When China imposed punitive tariffs on Australian barley imports last year, grain farmers feared it would destroy $ 2 billion worth of industry.
But 12 months later Beijing fired the first shots In a trade dispute with Canberra, manufacturers limited their losses by opening up new markets in Asia and Latin America.
“It’s disappointing that we played for political purposes, we lost the pay you get from selling to China,” said Mick Fels, a farmer in Esperance, Western Australia.
“But Australian barley growers still had a good year, because the world market came together just after tariffs were applied. We found new markets.”
The experience of barley farmers has been replicated in other areas, which analysts say was an “economic coercion” campaign by Beijing against Canberra. Diplomatic relations have been strained since Australia pushed back the rise of Chinese aggression in Asia and called for an international inquiry into the origins of the coronavirus epidemic.
Coal, beef, wine:, timber, cotton and seafood exports face tough tariffs or technical hurdles that have disrupted trade and threatened to reverse a ten-year boom in Sino-Australian trade.
Goods sold to China account for more than a third of Australia’s exports, making Beijing the country’s largest trading partner in 2019. Bilateral trade worth $ 252 billion. With the slightest sign of melting relations, exporters are in a hurry to open up. և Diversify markets,
Their efforts seem to be paying off, as the overall impact on bilateral trade remains quiet, with Australian exports falling 2% to $ 145 billion in 2020 from 2019.
Covid-19, post iron ore prices, changes in world market demand և exchange rate fluctuations make it difficult to assess the exact impact of the measures. But analysts say the trade deficit weakens Beijing’s ability to arm Canberra hard and hit China’s economy hard.
“At the moment, the Beijing Peel is worse than being bitten,” said Roland Raja, an economist at the Lowe Institute at the Sydney Research Center. “Exports to China have collapsed in the sanctioned areas, but most of that lost trade seems to have found other markets.”
He: ratings: Exports from Beijing to China fell by about $ 11.7 billion ($ 9 billion) a year.
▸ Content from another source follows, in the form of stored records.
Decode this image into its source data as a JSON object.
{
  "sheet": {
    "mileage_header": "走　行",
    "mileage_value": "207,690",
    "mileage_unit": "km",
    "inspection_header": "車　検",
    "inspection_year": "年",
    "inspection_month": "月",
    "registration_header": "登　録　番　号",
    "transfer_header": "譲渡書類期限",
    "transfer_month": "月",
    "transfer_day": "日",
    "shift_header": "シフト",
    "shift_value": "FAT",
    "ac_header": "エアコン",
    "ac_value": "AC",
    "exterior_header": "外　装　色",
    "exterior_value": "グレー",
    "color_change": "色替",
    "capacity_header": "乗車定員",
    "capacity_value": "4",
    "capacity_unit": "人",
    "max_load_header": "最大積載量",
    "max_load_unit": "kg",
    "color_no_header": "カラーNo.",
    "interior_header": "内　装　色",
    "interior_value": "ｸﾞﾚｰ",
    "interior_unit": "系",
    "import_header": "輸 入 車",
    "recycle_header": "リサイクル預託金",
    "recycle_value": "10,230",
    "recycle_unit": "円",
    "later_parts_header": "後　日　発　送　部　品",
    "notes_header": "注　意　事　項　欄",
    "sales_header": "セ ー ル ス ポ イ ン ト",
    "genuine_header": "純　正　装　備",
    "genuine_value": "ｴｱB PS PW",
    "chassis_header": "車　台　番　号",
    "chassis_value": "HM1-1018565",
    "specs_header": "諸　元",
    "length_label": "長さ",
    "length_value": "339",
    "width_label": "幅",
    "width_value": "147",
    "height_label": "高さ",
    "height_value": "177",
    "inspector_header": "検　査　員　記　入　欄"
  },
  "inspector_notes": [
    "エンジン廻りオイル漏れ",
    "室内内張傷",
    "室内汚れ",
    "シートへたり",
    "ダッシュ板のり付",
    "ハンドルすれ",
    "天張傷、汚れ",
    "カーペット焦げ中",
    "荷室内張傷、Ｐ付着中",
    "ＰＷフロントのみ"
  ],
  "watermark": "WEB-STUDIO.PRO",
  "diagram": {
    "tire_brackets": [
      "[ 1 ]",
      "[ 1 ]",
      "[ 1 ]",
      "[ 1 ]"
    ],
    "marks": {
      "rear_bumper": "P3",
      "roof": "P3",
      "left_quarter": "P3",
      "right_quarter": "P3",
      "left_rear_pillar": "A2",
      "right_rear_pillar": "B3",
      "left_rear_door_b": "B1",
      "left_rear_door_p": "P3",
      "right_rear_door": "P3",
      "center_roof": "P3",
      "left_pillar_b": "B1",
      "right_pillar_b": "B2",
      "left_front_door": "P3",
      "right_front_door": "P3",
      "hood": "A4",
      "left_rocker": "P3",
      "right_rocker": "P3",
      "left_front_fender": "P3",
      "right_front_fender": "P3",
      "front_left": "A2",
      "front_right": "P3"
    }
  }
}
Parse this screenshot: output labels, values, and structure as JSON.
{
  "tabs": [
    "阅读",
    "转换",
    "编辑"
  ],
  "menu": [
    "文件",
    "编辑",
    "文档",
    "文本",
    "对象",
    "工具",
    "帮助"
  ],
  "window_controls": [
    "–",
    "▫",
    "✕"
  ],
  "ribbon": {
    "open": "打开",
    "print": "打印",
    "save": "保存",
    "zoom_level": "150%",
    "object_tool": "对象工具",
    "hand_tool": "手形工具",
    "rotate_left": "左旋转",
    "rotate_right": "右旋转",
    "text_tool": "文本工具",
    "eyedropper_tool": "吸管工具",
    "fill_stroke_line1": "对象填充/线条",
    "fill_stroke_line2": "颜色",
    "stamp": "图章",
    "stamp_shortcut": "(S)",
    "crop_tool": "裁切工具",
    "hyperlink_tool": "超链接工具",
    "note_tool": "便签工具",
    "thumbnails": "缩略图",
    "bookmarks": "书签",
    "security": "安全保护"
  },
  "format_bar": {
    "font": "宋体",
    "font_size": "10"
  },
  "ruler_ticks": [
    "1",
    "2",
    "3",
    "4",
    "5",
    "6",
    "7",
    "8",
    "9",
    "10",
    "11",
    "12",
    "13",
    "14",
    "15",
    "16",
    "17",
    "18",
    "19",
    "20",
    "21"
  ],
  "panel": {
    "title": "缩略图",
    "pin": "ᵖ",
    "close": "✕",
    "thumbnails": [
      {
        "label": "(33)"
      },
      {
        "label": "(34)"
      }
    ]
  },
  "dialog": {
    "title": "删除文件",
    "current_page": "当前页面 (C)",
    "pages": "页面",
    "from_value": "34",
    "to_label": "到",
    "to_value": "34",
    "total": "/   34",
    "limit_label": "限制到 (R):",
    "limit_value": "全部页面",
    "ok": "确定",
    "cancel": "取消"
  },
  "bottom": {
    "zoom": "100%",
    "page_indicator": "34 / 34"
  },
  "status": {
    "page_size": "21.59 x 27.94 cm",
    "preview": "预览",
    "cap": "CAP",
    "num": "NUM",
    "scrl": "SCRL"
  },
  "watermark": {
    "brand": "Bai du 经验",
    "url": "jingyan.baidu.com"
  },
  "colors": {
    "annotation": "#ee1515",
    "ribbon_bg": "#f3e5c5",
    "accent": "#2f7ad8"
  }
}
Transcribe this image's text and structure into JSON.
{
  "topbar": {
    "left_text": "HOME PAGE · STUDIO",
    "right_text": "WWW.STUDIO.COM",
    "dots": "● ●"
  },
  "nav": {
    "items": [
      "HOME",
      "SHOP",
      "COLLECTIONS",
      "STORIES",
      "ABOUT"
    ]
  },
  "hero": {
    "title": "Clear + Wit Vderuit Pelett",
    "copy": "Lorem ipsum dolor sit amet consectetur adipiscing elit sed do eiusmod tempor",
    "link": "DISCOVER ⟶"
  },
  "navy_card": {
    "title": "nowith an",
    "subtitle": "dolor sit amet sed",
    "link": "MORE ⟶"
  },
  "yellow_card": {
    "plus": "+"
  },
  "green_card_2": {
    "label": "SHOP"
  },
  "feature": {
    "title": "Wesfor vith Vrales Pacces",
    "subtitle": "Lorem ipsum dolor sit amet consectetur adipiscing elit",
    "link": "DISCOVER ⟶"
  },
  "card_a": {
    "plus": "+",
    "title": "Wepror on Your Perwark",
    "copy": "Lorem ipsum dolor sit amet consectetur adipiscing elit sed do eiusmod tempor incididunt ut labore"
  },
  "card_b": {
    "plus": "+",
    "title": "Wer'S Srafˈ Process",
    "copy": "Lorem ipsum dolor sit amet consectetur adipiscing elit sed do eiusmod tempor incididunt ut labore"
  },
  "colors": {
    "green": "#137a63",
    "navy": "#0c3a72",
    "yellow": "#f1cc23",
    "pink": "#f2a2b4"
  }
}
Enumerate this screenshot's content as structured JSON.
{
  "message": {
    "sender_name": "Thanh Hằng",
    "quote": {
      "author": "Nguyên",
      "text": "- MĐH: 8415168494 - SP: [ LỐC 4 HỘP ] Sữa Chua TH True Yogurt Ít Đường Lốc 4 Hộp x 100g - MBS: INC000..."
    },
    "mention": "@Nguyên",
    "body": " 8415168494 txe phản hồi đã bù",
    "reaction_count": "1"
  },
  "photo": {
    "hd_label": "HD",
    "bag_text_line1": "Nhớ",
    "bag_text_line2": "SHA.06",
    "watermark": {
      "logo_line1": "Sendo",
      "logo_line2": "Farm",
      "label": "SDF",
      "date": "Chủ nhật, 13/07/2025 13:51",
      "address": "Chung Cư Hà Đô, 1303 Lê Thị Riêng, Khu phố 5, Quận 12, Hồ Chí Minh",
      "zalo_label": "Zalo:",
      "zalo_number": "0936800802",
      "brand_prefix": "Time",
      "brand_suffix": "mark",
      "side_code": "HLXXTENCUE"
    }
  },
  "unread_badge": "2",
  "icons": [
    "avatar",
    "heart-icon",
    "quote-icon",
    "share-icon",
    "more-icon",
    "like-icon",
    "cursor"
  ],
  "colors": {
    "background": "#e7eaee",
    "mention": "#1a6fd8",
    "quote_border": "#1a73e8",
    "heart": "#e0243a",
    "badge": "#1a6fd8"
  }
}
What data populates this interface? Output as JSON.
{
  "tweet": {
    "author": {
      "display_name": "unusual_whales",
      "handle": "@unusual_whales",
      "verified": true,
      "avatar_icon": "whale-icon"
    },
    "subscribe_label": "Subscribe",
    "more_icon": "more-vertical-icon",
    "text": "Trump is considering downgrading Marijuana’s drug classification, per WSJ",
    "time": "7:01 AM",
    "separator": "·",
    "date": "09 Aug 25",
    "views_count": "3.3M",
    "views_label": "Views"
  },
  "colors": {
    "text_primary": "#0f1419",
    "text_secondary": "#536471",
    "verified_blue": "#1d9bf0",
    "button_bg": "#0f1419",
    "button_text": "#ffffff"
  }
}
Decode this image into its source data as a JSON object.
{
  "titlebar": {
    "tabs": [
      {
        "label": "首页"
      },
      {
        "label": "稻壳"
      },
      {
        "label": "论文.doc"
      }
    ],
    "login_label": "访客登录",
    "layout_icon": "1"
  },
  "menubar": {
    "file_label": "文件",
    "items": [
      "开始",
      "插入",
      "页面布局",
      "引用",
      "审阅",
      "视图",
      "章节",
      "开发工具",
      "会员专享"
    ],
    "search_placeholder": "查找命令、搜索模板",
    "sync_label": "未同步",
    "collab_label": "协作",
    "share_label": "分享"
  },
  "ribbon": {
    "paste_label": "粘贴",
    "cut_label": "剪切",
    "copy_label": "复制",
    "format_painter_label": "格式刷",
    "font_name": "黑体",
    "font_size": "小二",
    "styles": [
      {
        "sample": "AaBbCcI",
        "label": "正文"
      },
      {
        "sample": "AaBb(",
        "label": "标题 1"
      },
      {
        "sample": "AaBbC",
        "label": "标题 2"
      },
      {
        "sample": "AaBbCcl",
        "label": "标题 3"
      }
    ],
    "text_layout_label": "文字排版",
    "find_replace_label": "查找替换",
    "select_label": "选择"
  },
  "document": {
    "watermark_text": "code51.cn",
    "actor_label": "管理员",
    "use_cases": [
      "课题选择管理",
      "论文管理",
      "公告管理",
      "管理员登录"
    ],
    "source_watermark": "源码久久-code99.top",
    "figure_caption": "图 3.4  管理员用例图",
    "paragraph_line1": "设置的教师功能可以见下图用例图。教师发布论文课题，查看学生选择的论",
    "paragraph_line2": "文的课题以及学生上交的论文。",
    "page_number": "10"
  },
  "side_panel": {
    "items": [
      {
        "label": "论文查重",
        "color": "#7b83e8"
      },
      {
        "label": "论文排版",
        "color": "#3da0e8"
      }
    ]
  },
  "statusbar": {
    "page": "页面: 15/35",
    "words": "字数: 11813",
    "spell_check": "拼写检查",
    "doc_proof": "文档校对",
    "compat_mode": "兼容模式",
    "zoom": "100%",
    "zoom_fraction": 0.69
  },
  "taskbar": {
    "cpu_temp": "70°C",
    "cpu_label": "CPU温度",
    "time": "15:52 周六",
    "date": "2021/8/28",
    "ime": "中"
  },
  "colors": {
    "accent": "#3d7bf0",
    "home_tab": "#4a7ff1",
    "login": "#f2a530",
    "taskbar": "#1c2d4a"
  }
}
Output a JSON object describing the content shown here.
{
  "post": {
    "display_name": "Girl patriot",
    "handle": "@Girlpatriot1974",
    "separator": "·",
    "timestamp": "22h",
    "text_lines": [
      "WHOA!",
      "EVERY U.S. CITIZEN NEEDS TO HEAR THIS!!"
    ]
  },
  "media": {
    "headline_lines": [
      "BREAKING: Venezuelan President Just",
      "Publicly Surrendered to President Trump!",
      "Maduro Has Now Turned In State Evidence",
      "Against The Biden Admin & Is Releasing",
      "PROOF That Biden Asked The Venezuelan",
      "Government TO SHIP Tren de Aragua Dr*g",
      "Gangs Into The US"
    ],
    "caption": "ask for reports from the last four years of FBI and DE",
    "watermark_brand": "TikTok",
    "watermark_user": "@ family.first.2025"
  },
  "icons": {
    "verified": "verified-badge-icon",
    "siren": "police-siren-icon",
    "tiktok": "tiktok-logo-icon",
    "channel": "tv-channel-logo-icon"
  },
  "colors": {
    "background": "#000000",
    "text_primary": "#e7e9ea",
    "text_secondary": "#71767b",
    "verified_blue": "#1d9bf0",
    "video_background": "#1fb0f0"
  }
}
However, according to trade statistics, the value of exports of these same products worldwide increased by $ 13.4 billion.
Rahah cites the example of coal, the most valuable commodity that has hit technical barriers. Australia’s annual exports to China fell by $ 6.5 billion after port restrictions were imposed in September 2020, while exports to the rest of the world increased by $ 9.1 billion.
Total coal exports fell 7.6 percent to 205.4 million tonnes between October 1, 2020 and the end of April 2021, according to Braemar ACM, a global broker-dealer. India, Europe ուժեղ Latin America Exports of strong export growth helped offset losses in the Chinese market.
“Australian exporters have done a good job of diverting coal shipments to markets outside China, while China has imported more coal from Indonesia, Russia, Mongolia and South Africa,” said Abhinav Guptan Braemar ACM.
Beijing’s new coal suppliers are hurting Australian producers, who are losing premiums paid by Chinese customers. But it also hurts China’s electricity generators and steelmakers, especially since Australian coal is often more environmentally friendly than its competitors.
“China is spending money on its trade diversion because it is not buying from the most efficient customer or getting so many quality products,” said Mark Melatos of the University of Sydney.
Australian barley exporters have also entered new markets after China introduced 80 per cent tariffs in May 2020 following anti-dumping inquiries.
“It simply came to our notice then [anti-dumping] “Although it should have been done remotely thanks to Covid-19,” said Ason Eason Craig of the Grain Cooperative CBH Group.
CBH reopened the Saudi market, sending its first shipment to Mexico last year, mitigating the blow of losing China. However, these new markets have not paid off surcharge: Chinese buyers did so, costing the entire industry about $ 400 million.
Not all areas are so effectively concentrated. When Chinese customs officers left $ 2 million Australian lobsters At the Shanghai airport in November, according to their security checks, the $ 750 million live export industry came to a halt.
“The big difference is that the Chinese pay twice as much for live lobster as other markets,” said Matt Taylor, executive director of the Rock Omar Board of Western Australia.
The industry has diverted crayfish to South Korea, the United States and all of Australia, but opening up new markets is difficult given the epidemic.
Similarly, there was the Australian wine industry with a hammer At China’s tariffs of up to 218 percent, which plunged exports by 96 percent between December and March, it was only $ 12 million.
“Rock crabs, wine և now table grapes have hit hard, as China was the only business market to take over the export volumes of Australian producers,” said Effrey Wilson of the Perth USA Research Center.
But rising commodity prices over the past year have helped manufacturers adjust to the loss of premiums paid by Chinese customers, he added.
“Instead of stopping Australian exports, what we have seen is an adjustment to global markets around barriers,” he said. “There will always be a market for almost all Australian exports, even at slightly lower prices.”